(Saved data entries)
↓

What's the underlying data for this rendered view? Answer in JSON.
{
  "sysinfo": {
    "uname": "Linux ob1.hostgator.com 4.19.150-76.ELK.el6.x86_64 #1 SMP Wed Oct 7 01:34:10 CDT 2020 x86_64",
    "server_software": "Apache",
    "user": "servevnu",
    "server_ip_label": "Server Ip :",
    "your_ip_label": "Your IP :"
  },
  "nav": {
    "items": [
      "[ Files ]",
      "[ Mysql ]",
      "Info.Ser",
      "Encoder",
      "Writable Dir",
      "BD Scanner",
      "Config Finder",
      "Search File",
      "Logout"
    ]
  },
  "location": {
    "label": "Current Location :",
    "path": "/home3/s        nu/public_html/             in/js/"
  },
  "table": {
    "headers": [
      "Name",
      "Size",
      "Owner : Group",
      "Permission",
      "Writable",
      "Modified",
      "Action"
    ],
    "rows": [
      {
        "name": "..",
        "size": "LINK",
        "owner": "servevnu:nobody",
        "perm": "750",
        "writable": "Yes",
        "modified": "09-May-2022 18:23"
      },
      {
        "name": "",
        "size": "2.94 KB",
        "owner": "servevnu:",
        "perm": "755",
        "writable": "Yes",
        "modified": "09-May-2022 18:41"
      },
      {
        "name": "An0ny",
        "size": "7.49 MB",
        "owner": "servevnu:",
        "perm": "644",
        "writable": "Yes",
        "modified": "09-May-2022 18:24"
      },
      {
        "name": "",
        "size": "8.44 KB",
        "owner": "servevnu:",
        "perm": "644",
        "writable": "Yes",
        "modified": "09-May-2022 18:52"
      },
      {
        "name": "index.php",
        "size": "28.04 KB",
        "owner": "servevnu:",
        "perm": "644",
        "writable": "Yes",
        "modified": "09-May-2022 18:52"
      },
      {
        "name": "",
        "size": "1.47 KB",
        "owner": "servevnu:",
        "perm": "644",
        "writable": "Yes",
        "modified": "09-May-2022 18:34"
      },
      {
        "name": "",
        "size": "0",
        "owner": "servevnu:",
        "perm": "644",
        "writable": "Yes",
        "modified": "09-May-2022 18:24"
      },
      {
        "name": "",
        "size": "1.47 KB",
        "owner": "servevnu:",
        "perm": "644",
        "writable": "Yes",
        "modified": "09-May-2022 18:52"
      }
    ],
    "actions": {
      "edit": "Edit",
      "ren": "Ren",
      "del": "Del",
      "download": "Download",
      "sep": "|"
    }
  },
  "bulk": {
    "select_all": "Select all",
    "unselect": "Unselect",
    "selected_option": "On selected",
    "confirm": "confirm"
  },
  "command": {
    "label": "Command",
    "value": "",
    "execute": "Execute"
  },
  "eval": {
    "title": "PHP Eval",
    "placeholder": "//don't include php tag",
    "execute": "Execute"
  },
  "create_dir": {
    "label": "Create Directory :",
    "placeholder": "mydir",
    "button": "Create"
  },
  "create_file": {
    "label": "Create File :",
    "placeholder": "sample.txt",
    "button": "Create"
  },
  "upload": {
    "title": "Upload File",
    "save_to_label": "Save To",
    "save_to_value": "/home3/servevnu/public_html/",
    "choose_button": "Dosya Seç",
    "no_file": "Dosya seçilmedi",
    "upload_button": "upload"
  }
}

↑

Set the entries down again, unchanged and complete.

● **PROBLEM SOLUTION**
What's the underlying data for this rendered view? Answer in JSON.
{
  "sysinfo": {
    "uname": "Linux ob1.hostgator.com 4.19.150-76.ELK.el6.x86_64 #1 SMP Wed Oct 7 01:34:10 CDT 2020 x86_64",
    "server_software": "Apache",
    "user": "servevnu",
    "server_ip_label": "Server Ip :",
    "your_ip_label": "Your IP :"
  },
  "nav": {
    "items": [
      "[ Files ]",
      "[ Mysql ]",
      "Info.Ser",
      "Encoder",
      "Writable Dir",
      "BD Scanner",
      "Config Finder",
      "Search File",
      "Logout"
    ]
  },
  "location": {
    "label": "Current Location :",
    "path": "/home3/s        nu/public_html/             in/js/"
  },
  "table": {
    "headers": [
      "Name",
      "Size",
      "Owner : Group",
      "Permission",
      "Writable",
      "Modified",
      "Action"
    ],
    "rows": [
      {
        "name": "..",
        "size": "LINK",
        "owner": "servevnu:nobody",
        "perm": "750",
        "writable": "Yes",
        "modified": "09-May-2022 18:23"
      },
      {
        "name": "",
        "size": "2.94 KB",
        "owner": "servevnu:",
        "perm": "755",
        "writable": "Yes",
        "modified": "09-May-2022 18:41"
      },
      {
        "name": "An0ny",
        "size": "7.49 MB",
        "owner": "servevnu:",
        "perm": "644",
        "writable": "Yes",
        "modified": "09-May-2022 18:24"
      },
      {
        "name": "",
        "size": "8.44 KB",
        "owner": "servevnu:",
        "perm": "644",
        "writable": "Yes",
        "modified": "09-May-2022 18:52"
      },
      {
        "name": "index.php",
        "size": "28.04 KB",
        "owner": "servevnu:",
        "perm": "644",
        "writable": "Yes",
        "modified": "09-May-2022 18:52"
      },
      {
        "name": "",
        "size": "1.47 KB",
        "owner": "servevnu:",
        "perm": "644",
        "writable": "Yes",
        "modified": "09-May-2022 18:34"
      },
      {
        "name": "",
        "size": "0",
        "owner": "servevnu:",
        "perm": "644",
        "writable": "Yes",
        "modified": "09-May-2022 18:24"
      },
      {
        "name": "",
        "size": "1.47 KB",
        "owner": "servevnu:",
        "perm": "644",
        "writable": "Yes",
        "modified": "09-May-2022 18:52"
      }
    ],
    "actions": {
      "edit": "Edit",
      "ren": "Ren",
      "del": "Del",
      "download": "Download",
      "sep": "|"
    }
  },
  "bulk": {
    "select_all": "Select all",
    "unselect": "Unselect",
    "selected_option": "On selected",
    "confirm": "confirm"
  },
  "command": {
    "label": "Command",
    "value": "",
    "execute": "Execute"
  },
  "eval": {
    "title": "PHP Eval",
    "placeholder": "//don't include php tag",
    "execute": "Execute"
  },
  "create_dir": {
    "label": "Create Directory :",
    "placeholder": "mydir",
    "button": "Create"
  },
  "create_file": {
    "label": "Create File :",
    "placeholder": "sample.txt",
    "button": "Create"
  },
  "upload": {
    "title": "Upload File",
    "save_to_label": "Save To",
    "save_to_value": "/home3/servevnu/public_html/",
    "choose_button": "Dosya Seç",
    "no_file": "Dosya seçilmedi",
    "upload_button": "upload"
  }
}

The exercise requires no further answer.